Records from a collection

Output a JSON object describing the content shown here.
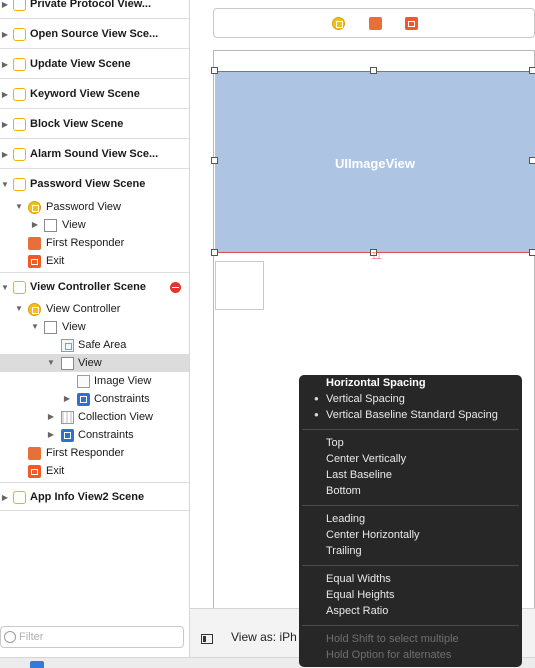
{
  "outline": {
    "items": [
      {
        "label": "Private Protocol View...",
        "type": "scene",
        "collapsed": true
      },
      {
        "label": "Open Source View Sce...",
        "type": "scene",
        "collapsed": true
      },
      {
        "label": "Update View Scene",
        "type": "scene",
        "collapsed": true
      },
      {
        "label": "Keyword View Scene",
        "type": "scene",
        "collapsed": true
      },
      {
        "label": "Block View Scene",
        "type": "scene",
        "collapsed": true
      },
      {
        "label": "Alarm Sound View Sce...",
        "type": "scene",
        "collapsed": true
      },
      {
        "label": "Password View Scene",
        "type": "scene",
        "collapsed": false
      },
      {
        "label": "Password View",
        "type": "view-controller"
      },
      {
        "label": "View",
        "type": "view"
      },
      {
        "label": "First Responder",
        "type": "first-responder"
      },
      {
        "label": "Exit",
        "type": "exit"
      },
      {
        "label": "View Controller Scene",
        "type": "scene",
        "collapsed": false,
        "has_error": true
      },
      {
        "label": "View Controller",
        "type": "view-controller"
      },
      {
        "label": "View",
        "type": "view"
      },
      {
        "label": "Safe Area",
        "type": "safe-area"
      },
      {
        "label": "View",
        "type": "view",
        "selected": true
      },
      {
        "label": "Image View",
        "type": "image-view"
      },
      {
        "label": "Constraints",
        "type": "constraints"
      },
      {
        "label": "Collection View",
        "type": "collection-view"
      },
      {
        "label": "Constraints",
        "type": "constraints"
      },
      {
        "label": "First Responder",
        "type": "first-responder"
      },
      {
        "label": "Exit",
        "type": "exit"
      },
      {
        "label": "App Info View2 Scene",
        "type": "scene",
        "collapsed": true
      }
    ],
    "filter_placeholder": "Filter"
  },
  "canvas": {
    "imageview_label": "UIImageView",
    "view_as_label": "View as: iPh"
  },
  "menu": {
    "items": [
      {
        "label": "Horizontal Spacing",
        "style": "head"
      },
      {
        "label": "Vertical Spacing",
        "style": "bullet"
      },
      {
        "label": "Vertical Baseline Standard Spacing",
        "style": "bullet"
      },
      {
        "label": "Top"
      },
      {
        "label": "Center Vertically"
      },
      {
        "label": "Last Baseline"
      },
      {
        "label": "Bottom"
      },
      {
        "label": "Leading"
      },
      {
        "label": "Center Horizontally"
      },
      {
        "label": "Trailing"
      },
      {
        "label": "Equal Widths"
      },
      {
        "label": "Equal Heights"
      },
      {
        "label": "Aspect Ratio"
      },
      {
        "label": "Hold Shift to select multiple",
        "style": "dim"
      },
      {
        "label": "Hold Option for alternates",
        "style": "dim"
      }
    ]
  },
  "colors": {
    "selection_outline": "#dcdcdc",
    "imageview_fill": "#aec4e3",
    "constraint_red": "#e24b4b",
    "menu_bg": "#1e1e1e",
    "scene_icon_yellow": "#f3be1f",
    "exit_orange": "#f05a24",
    "constraints_blue": "#2e6fd3"
  },
  "icons": {
    "scene": "scene-icon",
    "view_controller": "view-controller-icon",
    "view": "view-icon",
    "safe_area": "safe-area-icon",
    "image_view": "image-view-icon",
    "constraints": "constraints-icon",
    "collection_view": "collection-view-icon",
    "first_responder": "first-responder-icon",
    "exit": "exit-icon",
    "error": "error-badge-icon",
    "filter": "filter-icon",
    "panel_toggle": "panel-toggle-icon"
  }
}
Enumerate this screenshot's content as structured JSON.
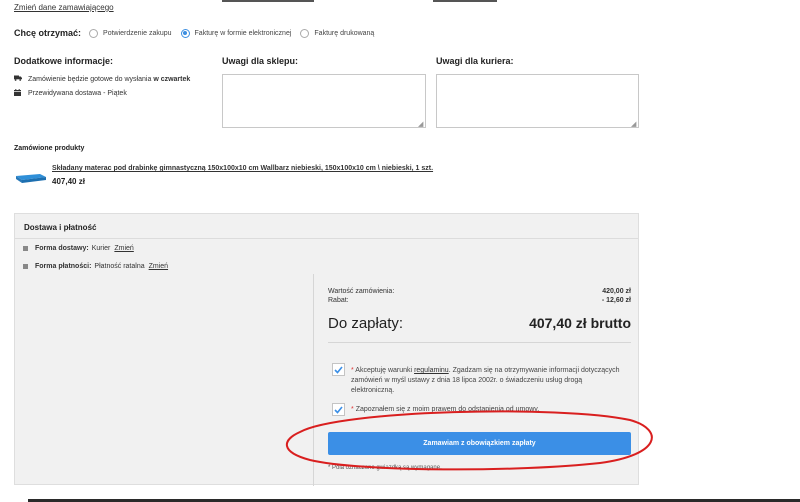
{
  "header": {
    "change_data_link": "Zmień dane zamawiającego"
  },
  "receive": {
    "label": "Chcę otrzymać:",
    "options": [
      {
        "label": "Potwierdzenie zakupu",
        "checked": false
      },
      {
        "label": "Fakturę w formie elektronicznej",
        "checked": true
      },
      {
        "label": "Fakturę drukowaną",
        "checked": false
      }
    ]
  },
  "additional_info": {
    "title": "Dodatkowe informacje:",
    "ready_text": "Zamówienie będzie gotowe do wysłania",
    "ready_day": "w czwartek",
    "delivery_text": "Przewidywana dostawa - Piątek",
    "ready_icon": "truck-icon",
    "delivery_icon": "calendar-icon"
  },
  "notes": {
    "shop_label": "Uwagi dla sklepu:",
    "courier_label": "Uwagi dla kuriera:",
    "shop_value": "",
    "courier_value": ""
  },
  "ordered": {
    "title": "Zamówione produkty",
    "product_name": "Składany materac pod drabinkę gimnastyczną 150x100x10 cm Wallbarz niebieski, 150x100x10 cm \\ niebieski, 1 szt.",
    "product_price": "407,40 zł"
  },
  "summary": {
    "title": "Dostawa i płatność",
    "delivery_label": "Forma dostawy:",
    "delivery_value": "Kurier",
    "payment_label": "Forma płatności:",
    "payment_value": "Płatność ratalna",
    "change_label": "Zmień",
    "order_value_label": "Wartość zamówienia:",
    "order_value": "420,00 zł",
    "discount_label": "Rabat:",
    "discount_value": "- 12,60 zł",
    "to_pay_label": "Do zapłaty:",
    "to_pay_value": "407,40 zł brutto"
  },
  "consents": {
    "terms_star": "*",
    "terms_pre": "Akceptuję warunki",
    "terms_link": "regulaminu",
    "terms_post": ". Zgadzam się na otrzymywanie informacji dotyczących zamówień w myśl ustawy z dnia 18 lipca 2002r. o świadczeniu usług drogą elektroniczną.",
    "withdraw_star": "*",
    "withdraw_text": "Zapoznałem się z moim prawem do odstąpienia od umowy.",
    "terms_checked": true,
    "withdraw_checked": true
  },
  "submit_label": "Zamawiam z obowiązkiem zapłaty",
  "footnote": "* Pola oznaczone gwiazdką są wymagane.",
  "colors": {
    "accent": "#3b8fe6",
    "annotation": "#d91f1f",
    "panel_bg": "#f1f1f1"
  }
}
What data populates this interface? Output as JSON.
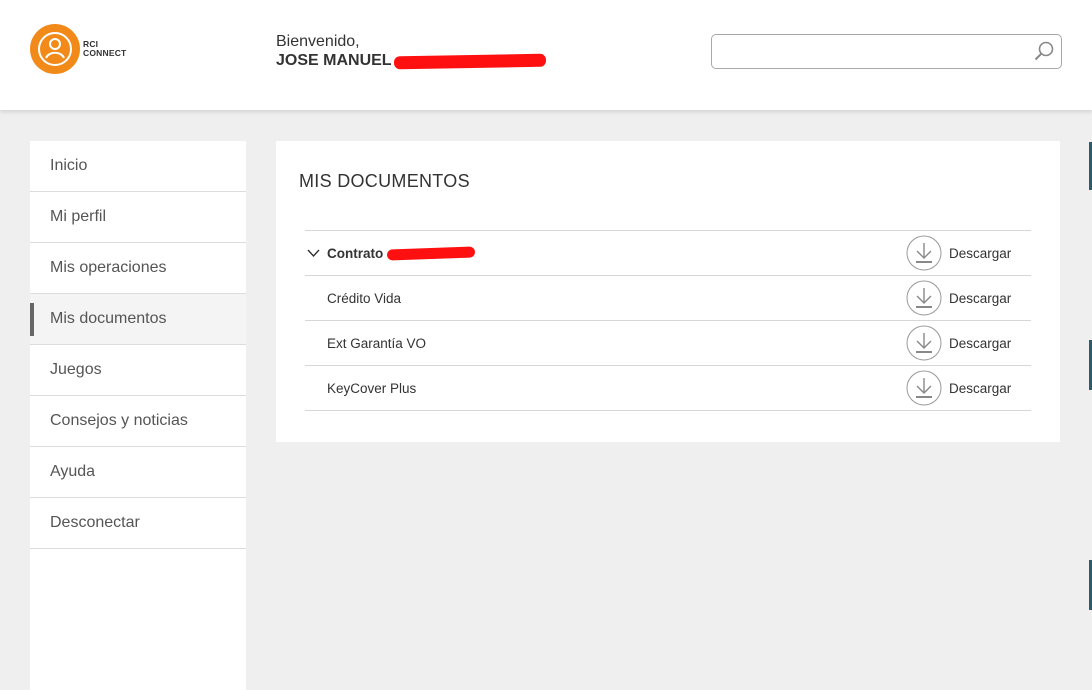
{
  "header": {
    "logo": {
      "line1": "RCI",
      "line2": "CONNECT",
      "brand_color": "#f28a1a"
    },
    "welcome": {
      "greeting": "Bienvenido,",
      "name": "JOSE MANUEL"
    },
    "search": {
      "value": "",
      "placeholder": "",
      "icon": "search-icon"
    }
  },
  "sidebar": {
    "items": [
      {
        "label": "Inicio",
        "active": false
      },
      {
        "label": "Mi perfil",
        "active": false
      },
      {
        "label": "Mis operaciones",
        "active": false
      },
      {
        "label": "Mis documentos",
        "active": true
      },
      {
        "label": "Juegos",
        "active": false
      },
      {
        "label": "Consejos y noticias",
        "active": false
      },
      {
        "label": "Ayuda",
        "active": false
      },
      {
        "label": "Desconectar",
        "active": false
      }
    ]
  },
  "main": {
    "title": "MIS DOCUMENTOS",
    "documents": [
      {
        "label": "Contrato",
        "expanded": true,
        "action": "Descargar"
      },
      {
        "label": "Crédito Vida",
        "action": "Descargar"
      },
      {
        "label": "Ext Garantía VO",
        "action": "Descargar"
      },
      {
        "label": "KeyCover Plus",
        "action": "Descargar"
      }
    ]
  },
  "colors": {
    "redaction": "#ff1010",
    "accent_edge": "#2c5a6e"
  }
}
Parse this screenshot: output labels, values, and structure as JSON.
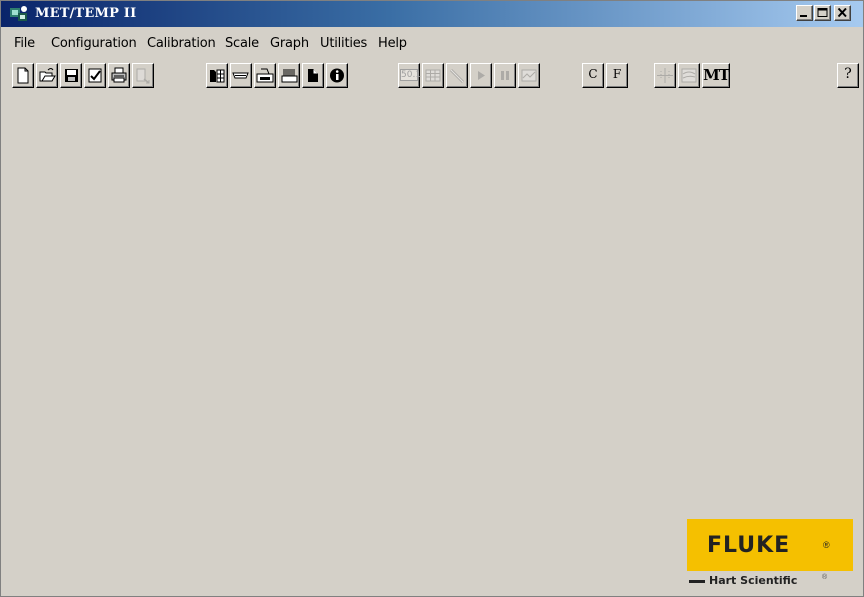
{
  "window": {
    "title": "MET/TEMP II",
    "controls": [
      "minimize-icon",
      "maximize-icon",
      "close-icon"
    ]
  },
  "menu": [
    "File",
    "Configuration",
    "Calibration",
    "Scale",
    "Graph",
    "Utilities",
    "Help"
  ],
  "toolbar": {
    "groups": [
      [
        "new-file-icon",
        "open-folder-icon",
        "save-disk-icon",
        "checkmark-icon",
        "printer-icon",
        "export-icon"
      ],
      [
        "instrument-setup-icon",
        "probe-icon",
        "scanner-icon",
        "bath-icon",
        "document-icon",
        "info-icon"
      ],
      [
        "readout-icon",
        "table-icon",
        "probe-disabled-icon",
        "play-icon",
        "pause-icon",
        "graph-icon"
      ],
      [
        "celsius-button",
        "fahrenheit-button"
      ],
      [
        "crosshair-icon",
        "chart-icon",
        "mt-button"
      ],
      [
        "help-icon"
      ]
    ],
    "readout_text": "50.1",
    "celsius_label": "C",
    "fahrenheit_label": "F",
    "mt_label": "MT",
    "help_label": "?"
  },
  "logo": {
    "brand": "FLUKE",
    "brand_dot": "®",
    "sub": "Hart Scientific",
    "sub_reg": "®",
    "color": "#f5c000"
  }
}
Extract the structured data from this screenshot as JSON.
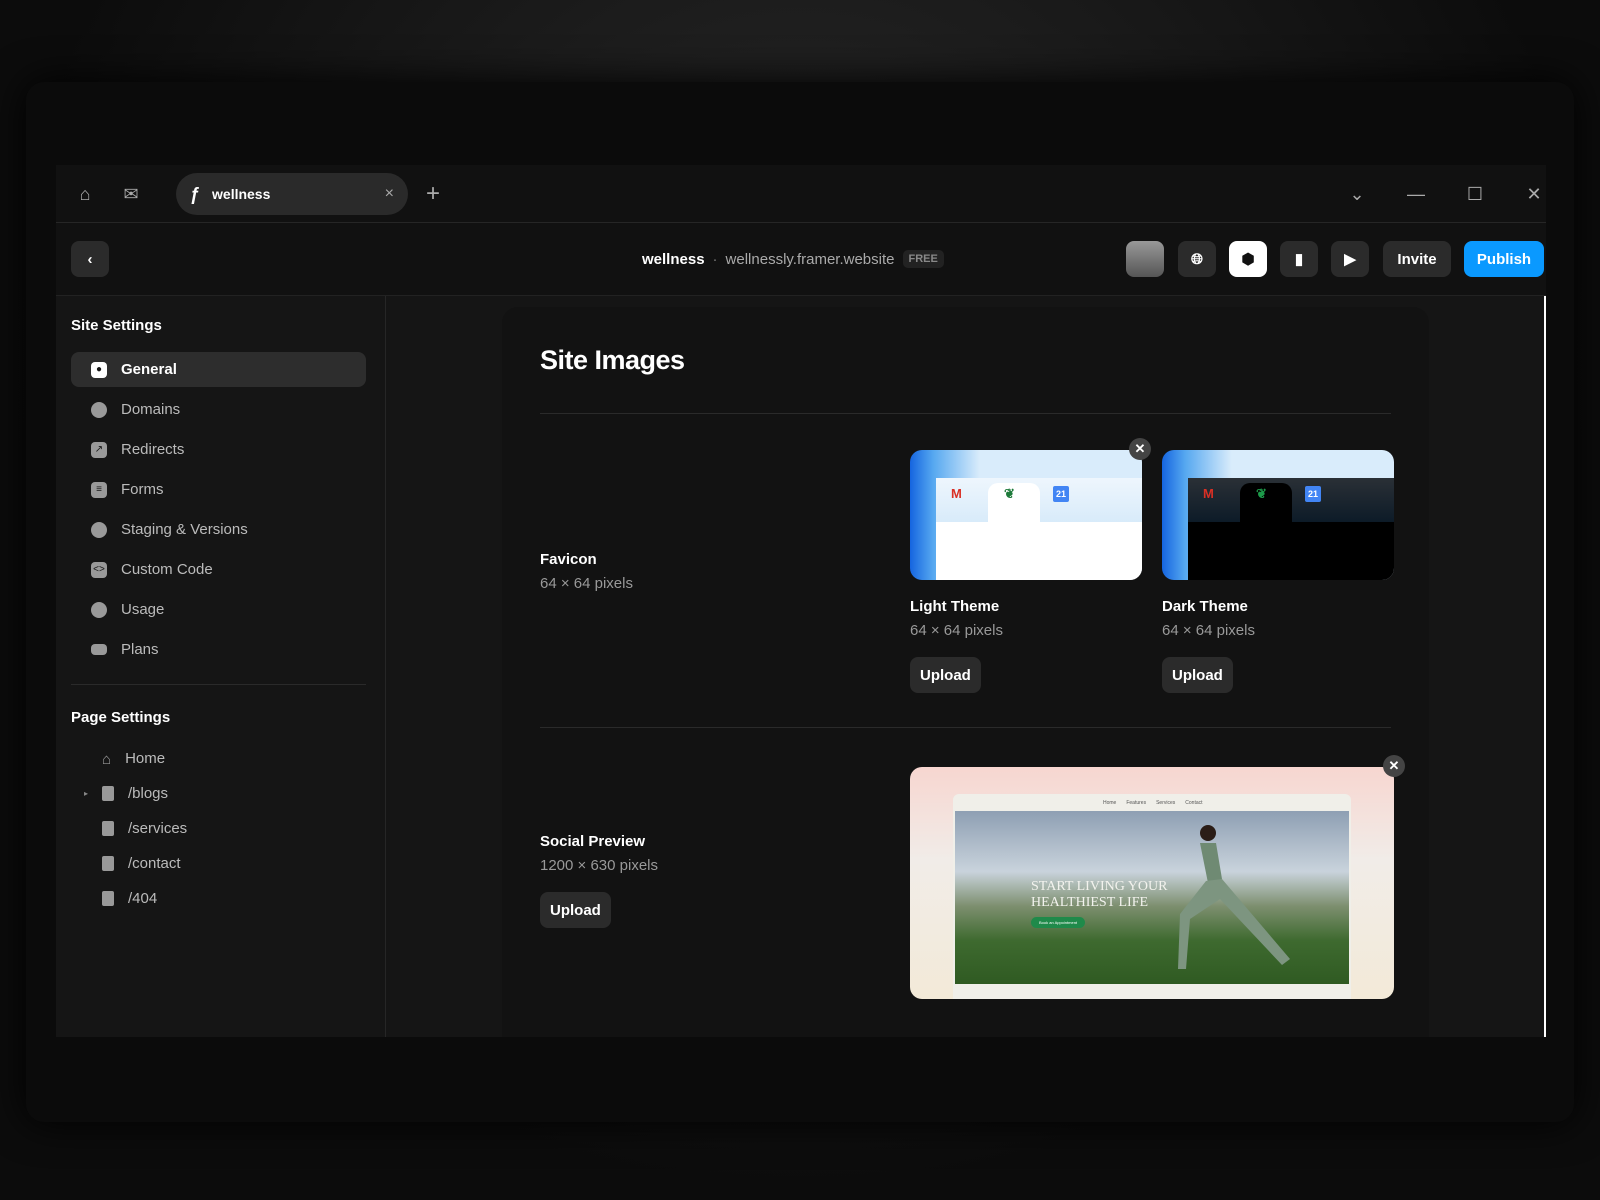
{
  "browser": {
    "tab_title": "wellness",
    "tab_close": "×",
    "new_tab": "+"
  },
  "toolbar": {
    "project": "wellness",
    "separator": "·",
    "domain": "wellnessly.framer.website",
    "plan_badge": "FREE",
    "invite": "Invite",
    "publish": "Publish",
    "accent": "#0a99ff"
  },
  "sidebar": {
    "site_heading": "Site Settings",
    "items": [
      {
        "label": "General",
        "icon": "gear-icon"
      },
      {
        "label": "Domains",
        "icon": "globe-icon"
      },
      {
        "label": "Redirects",
        "icon": "redirect-icon"
      },
      {
        "label": "Forms",
        "icon": "form-icon"
      },
      {
        "label": "Staging & Versions",
        "icon": "clock-icon"
      },
      {
        "label": "Custom Code",
        "icon": "code-icon"
      },
      {
        "label": "Usage",
        "icon": "gauge-icon"
      },
      {
        "label": "Plans",
        "icon": "card-icon"
      }
    ],
    "page_heading": "Page Settings",
    "pages": [
      {
        "label": "Home"
      },
      {
        "label": "/blogs"
      },
      {
        "label": "/services"
      },
      {
        "label": "/contact"
      },
      {
        "label": "/404"
      }
    ]
  },
  "main": {
    "title": "Site Images",
    "favicon": {
      "label": "Favicon",
      "size": "64 × 64 pixels",
      "light": {
        "label": "Light Theme",
        "size": "64 × 64 pixels",
        "upload": "Upload"
      },
      "dark": {
        "label": "Dark Theme",
        "size": "64 × 64 pixels",
        "upload": "Upload"
      },
      "calendar_day": "21",
      "gmail_letter": "M"
    },
    "social": {
      "label": "Social Preview",
      "size": "1200 × 630 pixels",
      "upload": "Upload",
      "preview": {
        "nav": [
          "Home",
          "Features",
          "Services",
          "Contact"
        ],
        "headline_1": "START LIVING YOUR",
        "headline_2": "HEALTHIEST LIFE",
        "cta": "Book an Appointment"
      }
    }
  }
}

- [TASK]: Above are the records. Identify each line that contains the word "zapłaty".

- [REPLY]:
    "to_pay_label": "Do zapłaty:",
  "submit_label": "Zamawiam z obowiązkiem zapłaty",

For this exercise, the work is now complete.